"It could be the difference between being a rocket scientist or a brain surgeon" - Steph's story

Steph's daughter, Mia, was born full term and diagnosed with grade 2 HIE (Hypoxic Ischemic Encephalopathy). Here, Steph describes the birth and how her and her daughter recovered from the experience.

On October 10th 2019, I woke up after a few hours sleep and realised I was in active labour. I called the hospital and they told me to come in. This was it, I was finally having my baby - and only three days overdue. The contractions were painful but bearable. I was excited!

As we got to the hospital the contractions were getting more painful, but I knew I was in safe hands. Very quickly the pain became more and more unbearable. This was my first pregnancy so I was not too sure what to expect. I very quickly decided I needed an epidural.

I tried to have gas and air, but I was really starting to feel frightened and was panicking so much that it wasn’t able to take effect. There were midwives monitoring my baby, but they were struggling to get a heartbeat. They escalated through their ranks attempting to locate one and then I felt a gush.

I remember seeing a look pass between two midwives and then suddenly there were about 25 people in the room. My placenta had ruptured. What I thought was my waters breaking was actually blood. I didn’t know any of this at the time. I didn’t know anything other than the unbearable pain I was experiencing.

“Steph, we have to get your baby out NOW!” This is something I hear a lot when I replay the memories of my labour. The amazing consultant who got my baby out had appeared without my knowledge and something was wrong. Her voice broke through the absolute chaos and brought me back to the room instantly. I was in labour and I had to use every inch of my being to save my daughter. I pushed past all the pain, and with her help, Mia was born.

The room was silent, except for the army of people. No crying. What was happening? I had only been in the delivery room for half an hour. This must all be some awful nightmare? Then I started to feel dizzy, as I lost a third of my blood. I remember looking at my partner who had been watching everything happening, completely powerless.

I was asking if Mia was okay but nobody had an answer. There were two midwives in the room crying. After 10 long minutes of CPR, my baby had a heartbeat. They didn’t know how long she had gone without oxygen and she was very unwell. They whisked her away for cooling therapy which I now know is an astounding treatment to help the brain of a baby born with HIE (Hypoxic Ischemic Encephalopathy). This was her diagnosis, grade 2.

We hadn’t named her. She couldn’t fight without a name. There was no question anymore about which name to decide on so we named her Mia. It means “longed for child” and as we had tried to conceive naturally, but had turned to IVF in the end. There was no name more suited. We weren’t losing her now.

I was too unwell to meet her for many hours, but I got to hold her hand through the incubator before they moved her to the John Radcliffe hospital. I had to stay in the Royal Berkshire hospital for another 12 hours, but as soon as they moved me, we were able to be together. I wasn’t able to hold her for five long, indescribable days, but when I did it was the best day of my life. I don’t think anything will ever top it.

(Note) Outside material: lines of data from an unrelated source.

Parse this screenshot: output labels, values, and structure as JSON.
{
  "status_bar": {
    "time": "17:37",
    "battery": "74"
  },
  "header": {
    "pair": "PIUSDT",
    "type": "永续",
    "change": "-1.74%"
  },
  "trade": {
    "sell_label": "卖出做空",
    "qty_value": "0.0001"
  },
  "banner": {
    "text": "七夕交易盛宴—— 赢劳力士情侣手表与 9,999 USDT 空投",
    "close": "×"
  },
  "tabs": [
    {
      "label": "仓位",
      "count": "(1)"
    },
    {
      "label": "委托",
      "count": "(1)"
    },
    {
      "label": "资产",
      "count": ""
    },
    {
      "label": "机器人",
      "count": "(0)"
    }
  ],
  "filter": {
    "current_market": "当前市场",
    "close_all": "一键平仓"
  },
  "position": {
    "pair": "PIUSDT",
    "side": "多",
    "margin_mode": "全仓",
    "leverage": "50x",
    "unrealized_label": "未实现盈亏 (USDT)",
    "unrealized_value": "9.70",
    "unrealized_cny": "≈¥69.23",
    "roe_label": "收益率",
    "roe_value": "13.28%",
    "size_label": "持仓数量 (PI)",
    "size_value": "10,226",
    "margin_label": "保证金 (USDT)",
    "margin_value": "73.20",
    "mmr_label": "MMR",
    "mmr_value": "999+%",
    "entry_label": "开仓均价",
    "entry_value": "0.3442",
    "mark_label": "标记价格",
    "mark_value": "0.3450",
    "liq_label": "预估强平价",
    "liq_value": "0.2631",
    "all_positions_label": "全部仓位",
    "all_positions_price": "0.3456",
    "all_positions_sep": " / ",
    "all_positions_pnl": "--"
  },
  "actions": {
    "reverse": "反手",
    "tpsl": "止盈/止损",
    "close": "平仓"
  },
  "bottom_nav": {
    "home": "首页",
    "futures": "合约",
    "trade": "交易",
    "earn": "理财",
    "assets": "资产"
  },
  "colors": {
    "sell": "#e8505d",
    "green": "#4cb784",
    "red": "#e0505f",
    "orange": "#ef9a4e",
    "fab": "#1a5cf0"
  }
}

Mia was in NICU with mostly premature babies for 11 days. They were so tiny and she looked so big compared to them. There was literature everywhere about premature birth but I could find hardly anything about HIE. I did find one leaflet mentioning that for a baby with HIE, it could be the difference between being a rocket scientist or a brain surgeon. I found this so comforting as you go to some very dark places with some of the information you are told by the consultants about the future your baby might experience.

Mia had seizures while she was being acclimatised back to her normal body temperature, some while I was holding her. I cannot explain that feeling on top of the grief and trauma that I was already experiencing. She was very unwell for those first few days and was intubated a number of times. We thought we were going to lose her more than once.

The uncertainty of a brain injury is an anxiety I cannot explain and the whole experience has left me with PTSD. I spent so much time on the internet trying to figure out what might happen but the only thing that helps with hindsight, is time. There are stories of hope out there but they are few and far between.

We are extremely lucky that Mia is doing amazingly well. Her brain scan at 9 days old showed no signs of brain injury. She is now 15 months old and has been discharged from all consultant care with the consultant himself telling us how amazed he is with her progress. HIE is an injury that can cause issues in the future, so we aren’t ‘out of the woods’, but she is our little miracle. She has fought from before she was even born and she might even be that rocket scientist we read about.